“Here in the Bronx, we have the third highest rate of boating accidents in the state,” said Klein. “That’s unacceptable, and it demonstrates why we have a duty to do more.

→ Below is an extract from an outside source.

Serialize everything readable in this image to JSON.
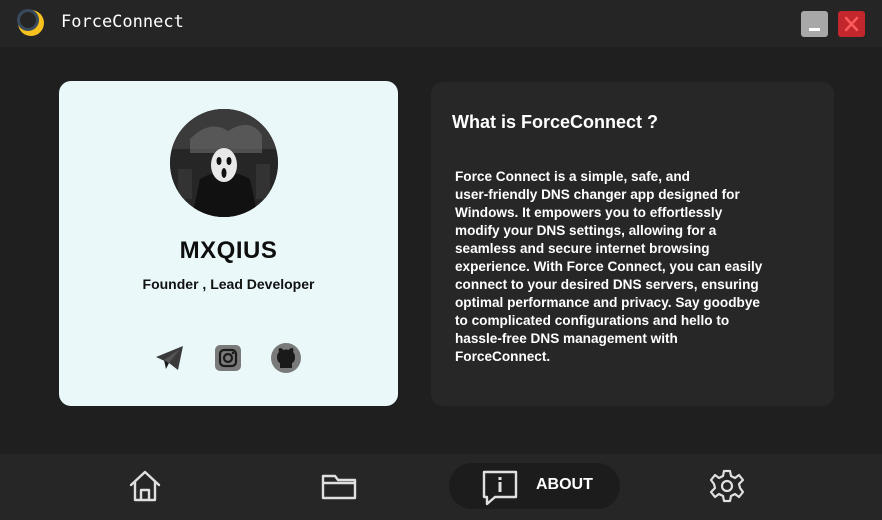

That’s why I supported legislation that will increase boating safety education, bring our standards in line with neighboring states and, most importantly, save lives.”

The proposed legislation would require a number of saftey precautions, including:

· No person born on or after May 1, 1996 may operate a mechanically propelled vessel on the navigable waters of the state, unless they hold a boating safety certificate.

· A boating safety certificate can only be issued by the Commissioner of Parks, Recreation and Historic Preservation, the U.S. Power Squadrons or the U.S. Coast Guard Auxiliary.

· A person who is younger than 18 years of age may operate a mechanically propelled vessel without a boating safety certificate, provided they are accompanied by at least one person at least 18 years of age who is either the holder of a boating safety certificate or is not required to hold a boating safety certificate.

The bill provides a grace period of 120 days for people who purchase a boat, and are otherwise required to hold a boating safety certificate, to operate such a vessel without a certificate.

People renting boats will not be required to have a boating safety license, unless they will be renting the boat for a period over 60 days.

Certified boating safety instructors, members of the U.S. Power Squadrons, U.S. Coast Guard Auxiliary, holders of public vessel licenses, police officers, fire personnel and peace officers are exempt from the proposed legislation.

“Boating safety should be a top priority, especially given the fact that too many accidents involve younger people who do not know the rules of the waters,” said Thomasina Laidley-Brown, grandmother to the late Johnson. “I have fought hard with our state leaders to pass this through the legislature, and now I’m urging the Governor to follow through.”

A spokesperson for Klein’s office said they expect the governor to sign the legislation into law before the end of the summer.

Kirsten Sanchez can be reach via e-mail at ksanchez@cnglocal.com or by phone at (718) 742-3394